Cailey Arensman directs Earthbeat, birthplace of her passion
Post Independent Correspondent
Earthbeat performs at 10 a.m. Sunday at Mountain Fair.
After over 20 years as executive director of the Earthbeat Children’s Music Choir, Snowmass local KC Johnson will hand the torch to longtime Earthbeat camper and staff member, Cailey Arensman of Glenwood Springs.
Arensman, who has been a part of the Earthbeat Choir since 2000, has acted as a camper, staff member and pianist for the choir, and now will take over as director at the age of 23.
Earthbeat, a weeklong summer music camp for kids ages 4 to 12, has offered camps from New Castle to Basalt, performing goofy tunes that get stuck in your head, medleys packed with everyone’s favorite classics and originals that have been heard nationally. Campers take the week to learn songs, work on art projects, create wild hats for the “Crazy Hat Day” competition, and audition for a chance to sing a solo at the Friday night parent concert.
Arensman started out just like this, under the direction of Johnson, when she started with Earthbeat in 2000. Since then, she has come out of her shell, performed solos in front of hundreds at local festivals as an Earthbeat camper, taught middle school choir, and is currently enrolled at the musical education program at the University of Northern Colorado. With her Earthbeat background, and love for music and teaching, Johnson said there could not have been a better choice for his successor.
Johnson, the executive director of Earthbeat for 21 years and guitar player for the choir, explained that Arensman will bring something to Earthbeat no one else can.
“I want the very best, and I want someone to see around the corner that I can’t see,” Johnson said of Arensman. “I want someone who has vision and heart and the experience of Earthbeat. I want someone to take it to the next level. At my age and my experience, I can’t take it to where it needs to go. Cailey has what I’m missing.”
Arensman, a Glenwood Springs High School grad, has described Earthbeat as “the place where my passion for music and teaching began.”
“Earthbeat to me is a way to bring music to kids outside of the classroom and that is so valuable to this community,” Arensman said. “It was really valuable to me when I was growing up. I wouldn’t have developed a passion for music or teaching without doing Earthbeat as a camper and working there as a teenager. It takes music out of the academic atmosphere and uses pop, rock, folk or any kind of music you can think of and translates it into a relevant and important experience.”
Arensman is excited to take her experiences to create new experiences for present and future Earthbeat campers.
“I’m really excited about finding ways to help Earthbeat grow and become better in the future,” she said. “I think with the support of our wonderful staff and community we can have more camps, grow as a group, in size and musically, cover more repertoire and become an even more integral part of this valley.”
Arielle Lyons, 19, a Basalt resident who has been involved with Earthbeat since the age of 4 and currently serves as the choir’s art director, said, Earhtbeat “gives children a chance to express their creativity through music and art, while making friends and having fun.
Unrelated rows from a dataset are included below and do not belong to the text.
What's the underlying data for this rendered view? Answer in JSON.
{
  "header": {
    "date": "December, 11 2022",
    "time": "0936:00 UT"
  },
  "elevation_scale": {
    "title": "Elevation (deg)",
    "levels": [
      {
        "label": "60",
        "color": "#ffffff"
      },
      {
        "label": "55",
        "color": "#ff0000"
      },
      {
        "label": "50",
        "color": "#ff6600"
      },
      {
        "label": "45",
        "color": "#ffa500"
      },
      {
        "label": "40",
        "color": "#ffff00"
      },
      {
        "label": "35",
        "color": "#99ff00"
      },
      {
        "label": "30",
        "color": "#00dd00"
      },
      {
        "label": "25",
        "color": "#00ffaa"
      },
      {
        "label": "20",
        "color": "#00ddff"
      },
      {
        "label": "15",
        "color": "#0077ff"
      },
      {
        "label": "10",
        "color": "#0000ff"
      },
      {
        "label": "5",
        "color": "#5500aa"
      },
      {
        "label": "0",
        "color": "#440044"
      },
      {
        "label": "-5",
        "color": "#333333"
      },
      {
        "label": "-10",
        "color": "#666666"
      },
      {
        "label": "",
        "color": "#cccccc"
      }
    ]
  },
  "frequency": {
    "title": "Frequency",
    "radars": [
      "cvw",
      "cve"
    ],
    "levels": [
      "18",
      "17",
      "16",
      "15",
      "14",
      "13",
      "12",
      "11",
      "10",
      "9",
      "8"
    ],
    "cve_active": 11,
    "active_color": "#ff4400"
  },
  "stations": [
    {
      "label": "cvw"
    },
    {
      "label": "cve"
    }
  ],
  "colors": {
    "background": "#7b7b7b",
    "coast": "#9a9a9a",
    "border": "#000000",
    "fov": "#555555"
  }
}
I think Cailey will be a great new mind for Earthbeat. She is young, has experience in music and loves children. I feel confident that Cailey can take Earthbeat to the next level through creativity, and with her knowledge of Earthbeat and music.”
The story Johnson likes to tell, to explain how he knew Arensman was the right person to take over, is what he describes as “everything Earthbeat.”
“On Monday, on our first day of camp in Glenwood this year, I knew I had made the right decision because I said, ‘Cailey, you deserve to make the same amount of money I’m making. I’m so proud of you. And you know what she said to me? ‘KC. I cannot take that raise.’’ And I asked her why, and she said, ‘I need to make sure my teammates are paid first.’ And my response was, and you wonder why I picked you to replace me. In a nutshell, that story says everything. It captures her spirit. Her love of kids, her fair factor and working with her teammates. She’ll fumble, she’ll bumble, she’ll trip her way into success.”
Johnson and Arensman will work together, alongside other Earthbeat staff members, during the Carbondale music camp, July 20 through 25, before Arensman will officially take over as director next summer.
Support Local Journalism
Support Local Journalism
Readers around Glenwood Springs and Garfield County make the Post Independent’s work possible. Your financial contribution supports our efforts to deliver quality, locally relevant journalism.
Now more than ever, your support is critical to help us keep our community informed about the evolving coronavirus pandemic and the impact it is having locally. Every contribution, however large or small, will make a difference.
Each donation will be used exclusively for the development and creation of increased news coverage.
Start a dialogue, stay on topic and be civil.
If you don't follow the rules, your comment may be deleted.
User Legend: Moderator Trusted User
A proposed detoxification facility could be partially funded by tobacco taxes collected in Glenwood Springs, following a City Council vote to budget $200,000 for the project in 2022.